The drug comes in a nasal spray and is an alternative to the costly and time-intensive ketamine treatments that some individuals turn to amid a lack of new options from top pharmaceutical companies.
The medication reportedly works within hours rather than weeks as is common with other antidepressant drugs.
"There has been a long-standing need for additional effective treatments for treatment-resistant depression, a serious and life-threatening condition," said Dr. Tiffany Farchione of the agency.
|JNJ||JOHNSON & JOHNSON||136.93||-0.67||-0.49%|
Because of the risk of serious adverse outcomes resulting from sedation and dissociation caused by Spravato and the potential for abuse and misuse of the drug, it is only available through a restricted distribution system, the FDA said.
Because of safey concerns, the drug will only be available through a restricted distribution system and it must be administered in a certified medical office where the health care provider can monitor the patient," the agency she said.
Spravato is for patients with major depressive disorder who, despite trying at least two antidepressant treatments given at adequate doses for an adequate duration in the current episode, have not responded to treatment.
The new drug could lead to a slew of follow-on treatments that promise faster cures for depression without the detrimental side effects that come with existing drugs.
“Expectations should start to change,” VistaGen Therapeutics CEO Shawn Singh, a company developing its own drugs to treat depression and social anxiety, told Fox Business in February. “You really need big pharma’s muscle to say to Wall Street, 'This is worthy of your attention.'”
New Brunswick, N.J.-based Johnson & Johnson is banking on Spravato to be a big money maker for the firm – potentially as much as $1 billion in peak revenue, CEO Alex Gorsky recently told investors.
While J&J manufactures a huge range of products, from medical devices, to drugs and consumer goods, the pharmaceutical division continues to make up for losses in other sectors.
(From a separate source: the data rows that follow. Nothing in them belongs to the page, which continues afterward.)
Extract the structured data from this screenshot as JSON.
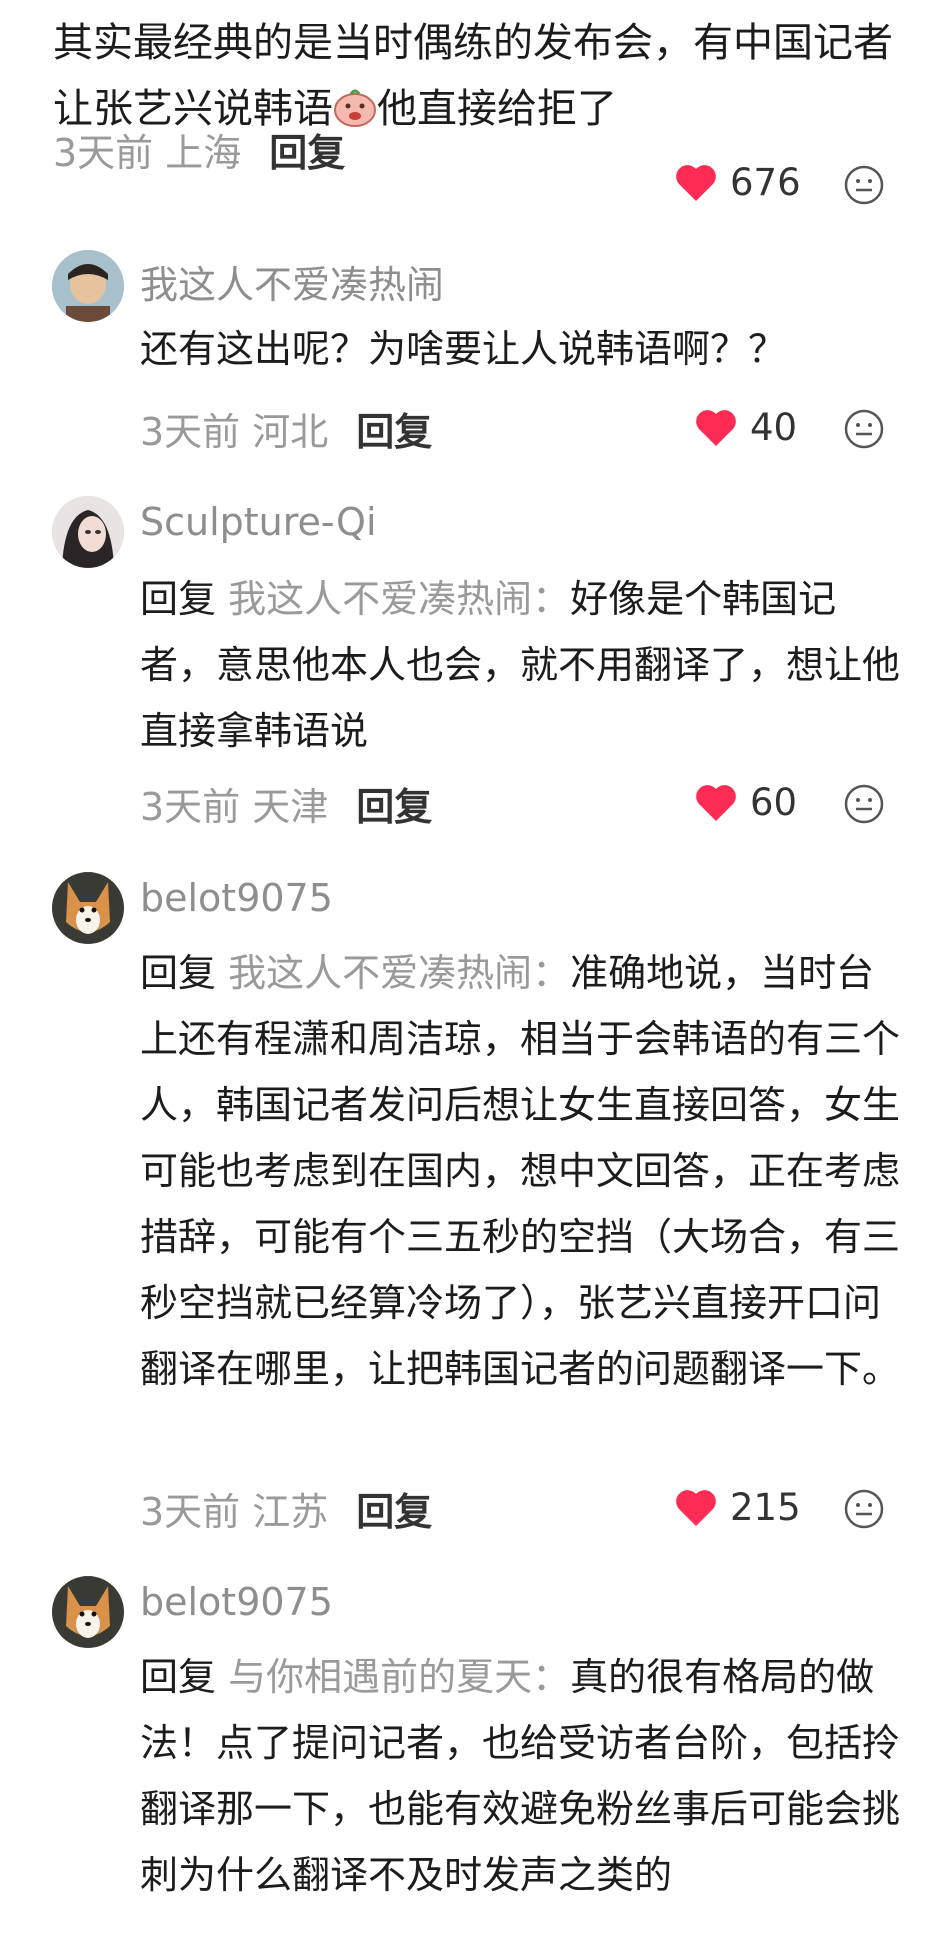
{
  "top_comment": {
    "text_before_emoji": "其实最经典的是当时偶练的发布会，有中国记者让张艺兴说韩语",
    "emoji": "face-emoji",
    "text_after_emoji": "他直接给拒了",
    "time_location": "3天前 上海",
    "reply_label": "回复",
    "likes": "676"
  },
  "replies": [
    {
      "username": "我这人不爱凑热闹",
      "text": "还有这出呢？为啥要让人说韩语啊？？",
      "time_location": "3天前 河北",
      "reply_label": "回复",
      "likes": "40"
    },
    {
      "username": "Sculpture-Qi",
      "reply_prefix": "回复",
      "reply_target": "我这人不爱凑热闹：",
      "text": "好像是个韩国记者，意思他本人也会，就不用翻译了，想让他直接拿韩语说",
      "time_location": "3天前 天津",
      "reply_label": "回复",
      "likes": "60"
    },
    {
      "username": "belot9075",
      "reply_prefix": "回复",
      "reply_target": "我这人不爱凑热闹：",
      "text": "准确地说，当时台上还有程潇和周洁琼，相当于会韩语的有三个人，韩国记者发问后想让女生直接回答，女生可能也考虑到在国内，想中文回答，正在考虑措辞，可能有个三五秒的空挡（大场合，有三秒空挡就已经算冷场了），张艺兴直接开口问翻译在哪里，让把韩国记者的问题翻译一下。",
      "time_location": "3天前 江苏",
      "reply_label": "回复",
      "likes": "215"
    },
    {
      "username": "belot9075",
      "reply_prefix": "回复",
      "reply_target": "与你相遇前的夏天：",
      "text": "真的很有格局的做法！点了提问记者，也给受访者台阶，包括拎翻译那一下，也能有效避免粉丝事后可能会挑刺为什么翻译不及时发声之类的"
    }
  ],
  "icons": {
    "like": "heart-icon",
    "more": "smile-face-icon"
  },
  "colors": {
    "heart": "#fe2c55",
    "meta_gray": "#9a9a9a"
  }
}
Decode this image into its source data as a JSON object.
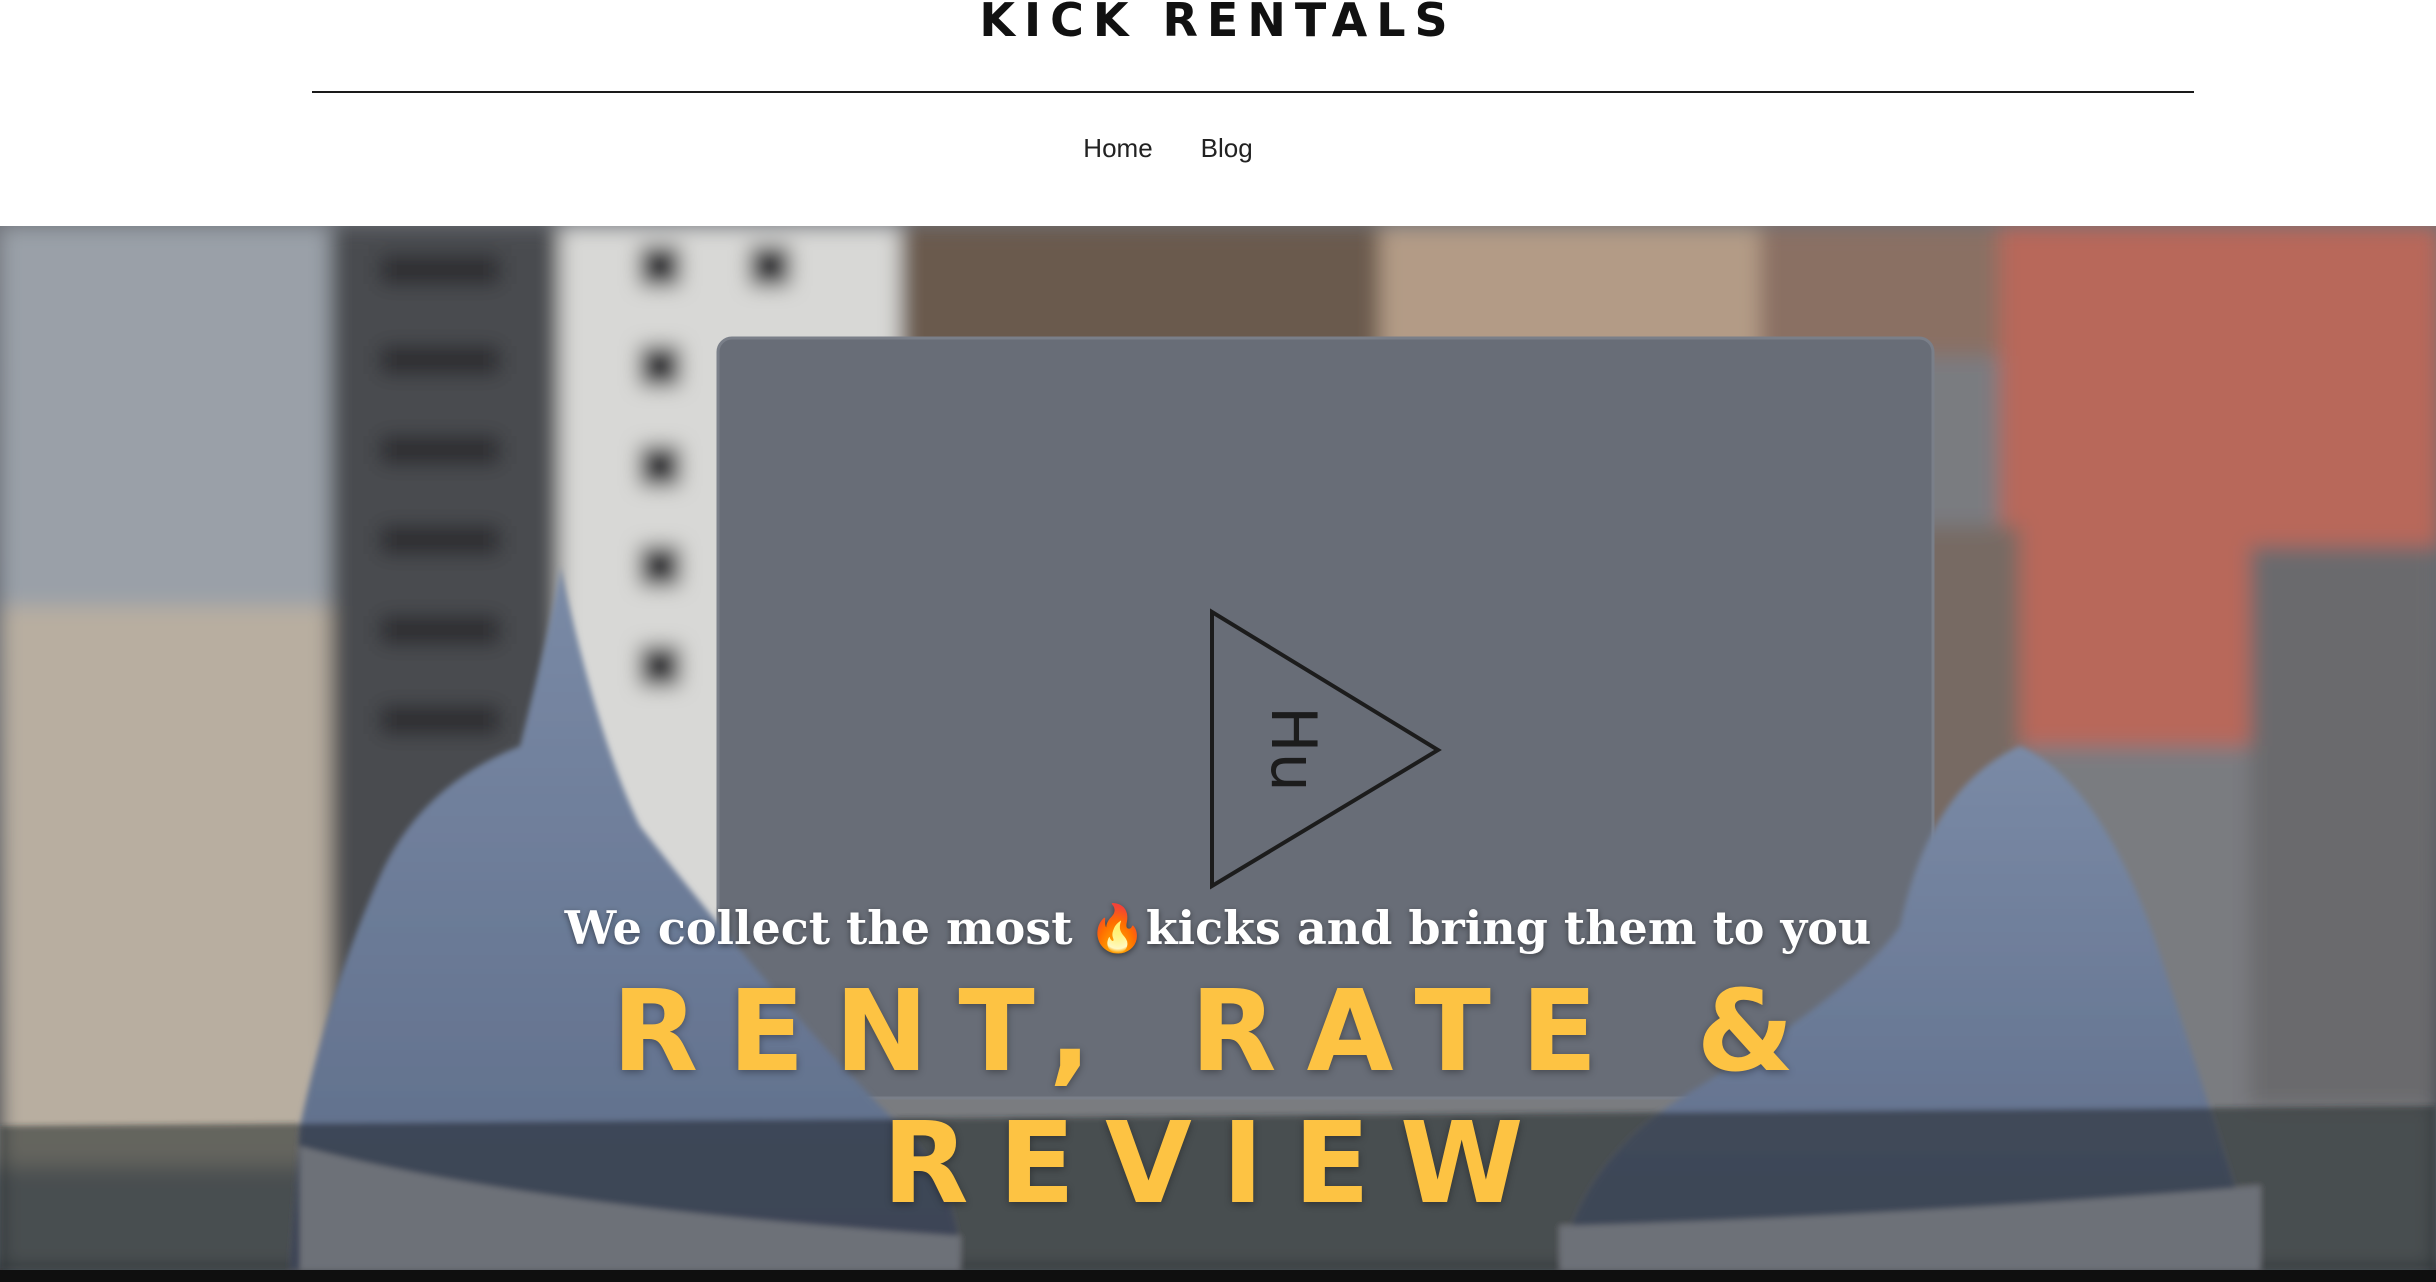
{
  "header": {
    "site_title": "KICK RENTALS",
    "nav": [
      {
        "label": "Home"
      },
      {
        "label": "Blog"
      }
    ]
  },
  "hero": {
    "tagline": "We collect the most 🔥kicks and bring them to you",
    "headline_line1": "RENT, RATE &",
    "headline_line2": "REVIEW",
    "background_image": "blurred city buildings with grey sneakers and shoe box",
    "headline_color": "#fdc343"
  }
}
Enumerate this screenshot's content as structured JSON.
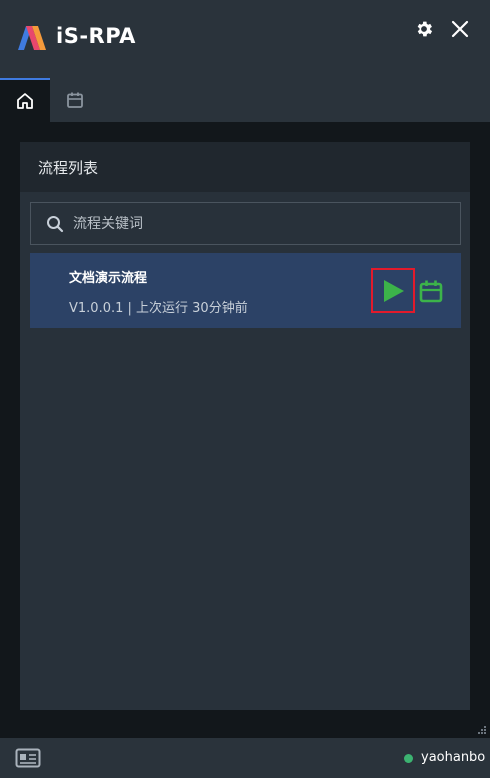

Its drug sales grew 12.4 percent to $40.7 billion worldwide in 2018.